Author Archives: Gianmario
I published on GitHub a tutorial on how to implement an algorithm for predictive maintenance using survival analysis theory and gated Recurrent Neural Networks in Keras. The tutorial is divided into: Fitting survival distributions and regression survival models using lifelines. … Continue reading
One of the determinants for a good anomaly detector is finding smart data representations that can easily evince deviations from the normal distribution. Traditional supervised approaches would require a strong assumption about what is normal and what not plus a … Continue reading
On June the 7th I had a quick introductory talk at AssoLombarda in Milan regarding the role of Data Scientist into the 4th industrial revolution. My presentation is an introduction to what Data Science in the industry is and what … Continue reading
In-Memory Logical Data Warehouse for accelerating Machine Learning Pipelines on top of Spark and Alluxio
Abstract: Legacy enterprise architectures still rely on relational data warehouse and require moving and syncing with the so-called “Data Lake” where raw data is stored and periodically ingested into a distributed file system such as HDFS. Moreover, there are a … Continue reading
The Barclays Data Science Hackathon: Building Retail Recommender Systems based on Customer Shopping Behaviour
In the depths of the last cold, wet British winter, the Advanced Data Analytics team from Barclays escaped to a villa on Lanzarote, Canary Islands, for a one week hackathon where they collaboratively developed a recommendation system on top of Apache Spark. The contest consisted on using Bristol customer shopping behaviour data to make personalised recommendations in a sort of Kaggle-like competition where each team’s goal was to build an MVP and then repeatedly iterate on it using common interfaces defined by a specifically built framework. Continue reading
This post has been published on the Cloudera blog and summurises the results and takeaways of a week-long hackathon happened in Lanzarote in December 2015. The goal was to prototype a recommender systems for retail customers of shops in Bristol in Bristol, UK. The article shows how the stack composed by Scala and Spark was great for quickly writing some prototyping code to run locally in a single laptop and at the same time scalable for larger dataset to process in the cluster.
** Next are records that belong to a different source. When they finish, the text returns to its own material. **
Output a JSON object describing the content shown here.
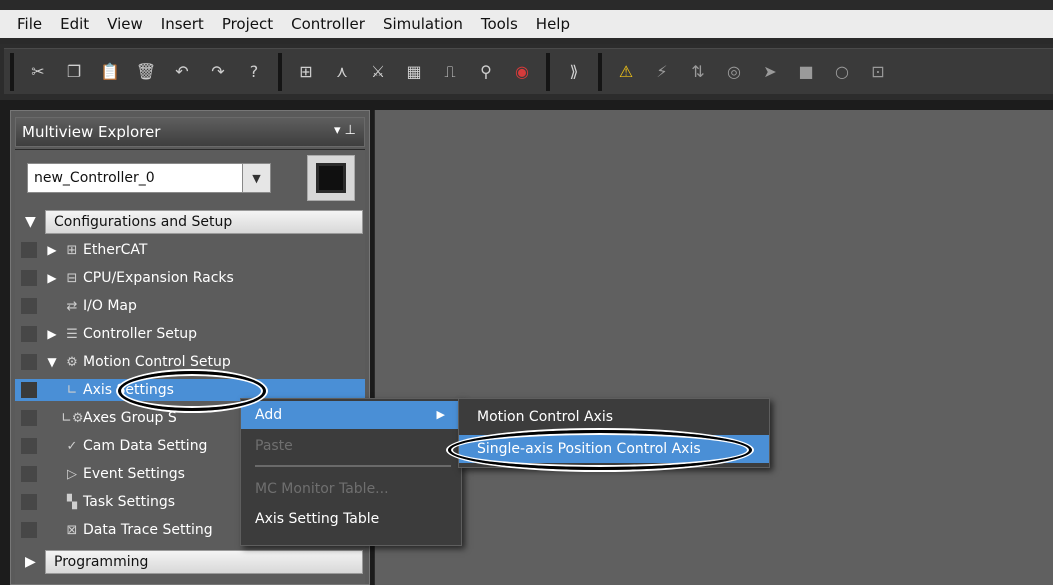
{
  "menubar": {
    "items": [
      "File",
      "Edit",
      "View",
      "Insert",
      "Project",
      "Controller",
      "Simulation",
      "Tools",
      "Help"
    ]
  },
  "toolbar": {
    "icons": [
      "cut-icon",
      "copy-icon",
      "paste-icon",
      "delete-icon",
      "undo-icon",
      "redo-icon",
      "help-icon",
      "rebuild-icon",
      "compile-icon",
      "cross-reference-icon",
      "data-trace-icon",
      "timing-chart-icon",
      "find-icon",
      "check-icon",
      "online-icon",
      "warning-icon",
      "reset-icon",
      "transfer-icon",
      "watch-icon",
      "monitor-icon",
      "stop-icon",
      "io-icon"
    ]
  },
  "explorer": {
    "title": "Multiview Explorer",
    "pin_glyph": "⌄ ⊥",
    "controller": "new_Controller_0",
    "sections": {
      "config": "Configurations and Setup",
      "programming": "Programming"
    },
    "tree": [
      {
        "label": "EtherCAT",
        "expander": "▶",
        "icon": "ethercat-icon"
      },
      {
        "label": "CPU/Expansion Racks",
        "expander": "▶",
        "icon": "rack-icon"
      },
      {
        "label": "I/O Map",
        "expander": "",
        "icon": "io-map-icon"
      },
      {
        "label": "Controller Setup",
        "expander": "▶",
        "icon": "setup-icon"
      },
      {
        "label": "Motion Control Setup",
        "expander": "▼",
        "icon": "gear-icon"
      },
      {
        "label": "Axis Settings",
        "expander": "",
        "icon": "branch-icon"
      },
      {
        "label": "Axes Group S",
        "expander": "",
        "icon": "axes-group-icon"
      },
      {
        "label": "Cam Data Setting",
        "expander": "",
        "icon": "cam-icon"
      },
      {
        "label": "Event Settings",
        "expander": "",
        "icon": "event-icon"
      },
      {
        "label": "Task Settings",
        "expander": "",
        "icon": "task-icon"
      },
      {
        "label": "Data Trace Setting",
        "expander": "",
        "icon": "trace-icon"
      }
    ]
  },
  "context_menu": {
    "add": "Add",
    "paste": "Paste",
    "mc_monitor": "MC Monitor Table...",
    "axis_table": "Axis Setting Table"
  },
  "submenu": {
    "item1": "Motion Control Axis",
    "item2": "Single-axis Position Control Axis"
  }
}
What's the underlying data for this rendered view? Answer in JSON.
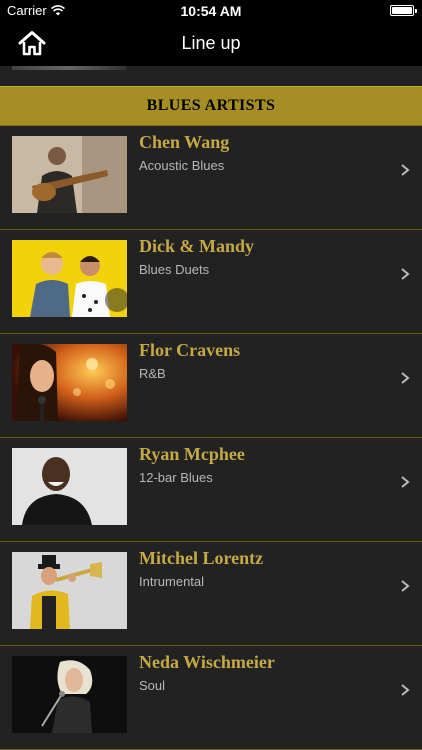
{
  "status_bar": {
    "carrier": "Carrier",
    "time": "10:54 AM"
  },
  "nav": {
    "title": "Line up",
    "home_icon": "home-icon"
  },
  "section": {
    "title": "BLUES ARTISTS"
  },
  "colors": {
    "accent_gold": "#a58f25",
    "name_gold": "#c5a944",
    "row_bg": "#222222"
  },
  "artists": [
    {
      "name": "Chen Wang",
      "genre": "Acoustic Blues"
    },
    {
      "name": "Dick & Mandy",
      "genre": "Blues Duets"
    },
    {
      "name": "Flor Cravens",
      "genre": "R&B"
    },
    {
      "name": "Ryan Mcphee",
      "genre": "12-bar Blues"
    },
    {
      "name": "Mitchel Lorentz",
      "genre": "Intrumental"
    },
    {
      "name": "Neda Wischmeier",
      "genre": "Soul"
    }
  ]
}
Continue reading
Proof of concept of how to use Scala, Spark and the recent library Sparkz for building production quality machine learning pipelines for predicting buyers of financial products.
The pipelines are implemented through custom declarative APIs that gives us greater control, transparency and testability of the whole process.
In the last years at Barclays we learnt and tried a lot of stuff that made the Advanced Analytics team very successful inside a large organization where, as such, being a productive data scientist is a tough challenge.
Our team works on a mix of descriptive, predictive and prescriptive projects that make use of machine learning and big data technologies, mainly on top of Apache Spark. Even though we deliver per-request insights coming from manual analysis, we primarily build automated and scalable systems to be periodically used either internally for a better decision-making or customer-facing in the form of analytics services (e.g. via the web portal).
In this post series I want to share some of the best practices, tools, methodologies and workflows that we experimented and the lessons learnt from them. Continue reading
Very hard to give guidelines here since that each project have its own deployment process that depends on many factors such as the business context and practical issues associated with it. Continue reading
Exploratory analysis should precede and follow any task from the modelling, design and development to the benchmarking. Major problem is how do you share, track and monitor your findings? How do you make your analysis repeatable and scrutinizable from the outside? This is still an open problem. Continue reading